He thought differently. Joey Adams applied his resume writing and design skills in a new and unique way – to get a date for formal.

The design is great! It is colourful, provides visual representations of information, and uses impactful headlines. If this were a professional resume, this creative, eye-catching layout would make this resume stand out amongst the resumes of competitors. Depending on the industry you’re in, for example, if you’re in a design or communications-focused industry, taking this type of approach to your resume would also showcase your skills in graphic design and layout.

He knows his target audience. The information in this “dating resume” is tailored to what a potential date might want to know about him. For example, he reports that he’s good at making small talk with parents, he’s skilled at replying to long texts, and he spends time on FaceTime with his mom. I would suspect that he thought critically about the sections and information that dates are interested in before embarking on designing the resume.

Try dipping your toe. You might not want to revamp your entire resume to look like Joey Adams’ “dating resume”. You may not have the design skills (learn more about boosting your skills here), this style may not be appropriate for your industry, or the necessary information in your resume might take up too much space to weave your information into visuals. That’s okay! But, why not try incorporating a few small visual elements into your resume? For example, in the “dating resume”, a small calendar icon and location pin are used under his job title (think emojis), descriptive icons are used in the list of things that make him “Moderately Interesting”, and he uses colour throughout. These simple concepts could be incorporated into a traditional resume to help differentiate it from others.

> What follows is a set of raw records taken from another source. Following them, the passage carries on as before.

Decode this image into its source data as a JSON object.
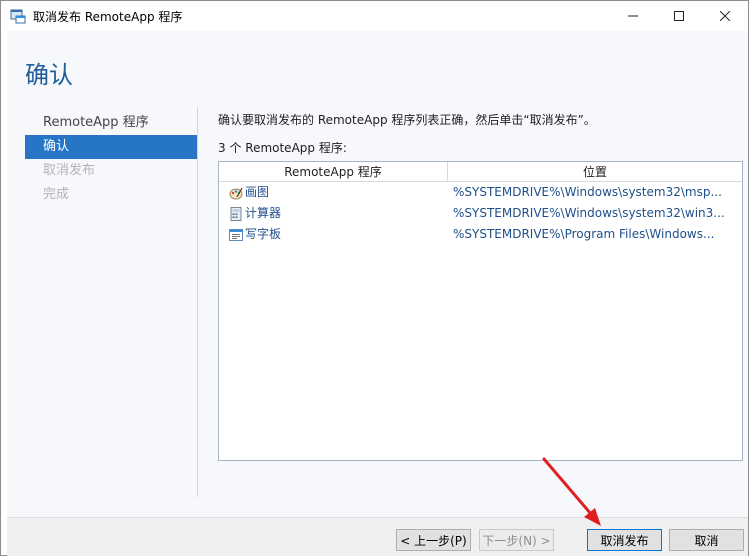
{
  "window": {
    "title": "取消发布 RemoteApp 程序",
    "controls": {
      "minimize": "—",
      "maximize": "☐",
      "close": "✕"
    }
  },
  "header": {
    "title": "确认"
  },
  "nav": {
    "items": [
      {
        "label": "RemoteApp 程序",
        "state": "normal"
      },
      {
        "label": "确认",
        "state": "active"
      },
      {
        "label": "取消发布",
        "state": "disabled"
      },
      {
        "label": "完成",
        "state": "disabled"
      }
    ]
  },
  "main": {
    "description": "确认要取消发布的 RemoteApp 程序列表正确，然后单击“取消发布”。",
    "count_label": "3 个 RemoteApp 程序:",
    "table": {
      "columns": [
        "RemoteApp 程序",
        "位置"
      ],
      "rows": [
        {
          "name": "画图",
          "icon": "paint-icon",
          "location": "%SYSTEMDRIVE%\\Windows\\system32\\msp..."
        },
        {
          "name": "计算器",
          "icon": "calculator-icon",
          "location": "%SYSTEMDRIVE%\\Windows\\system32\\win3..."
        },
        {
          "name": "写字板",
          "icon": "wordpad-icon",
          "location": "%SYSTEMDRIVE%\\Program Files\\Windows..."
        }
      ]
    }
  },
  "footer": {
    "prev_label": "< 上一步(P)",
    "next_label": "下一步(N) >",
    "unpublish_label": "取消发布",
    "cancel_label": "取消"
  },
  "colors": {
    "accent": "#2675c6",
    "header_text": "#1f5d99",
    "annotation_arrow": "#e02020"
  }
}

What do you think about this style of resume? Would you incorporate visual elements into your own professional resume?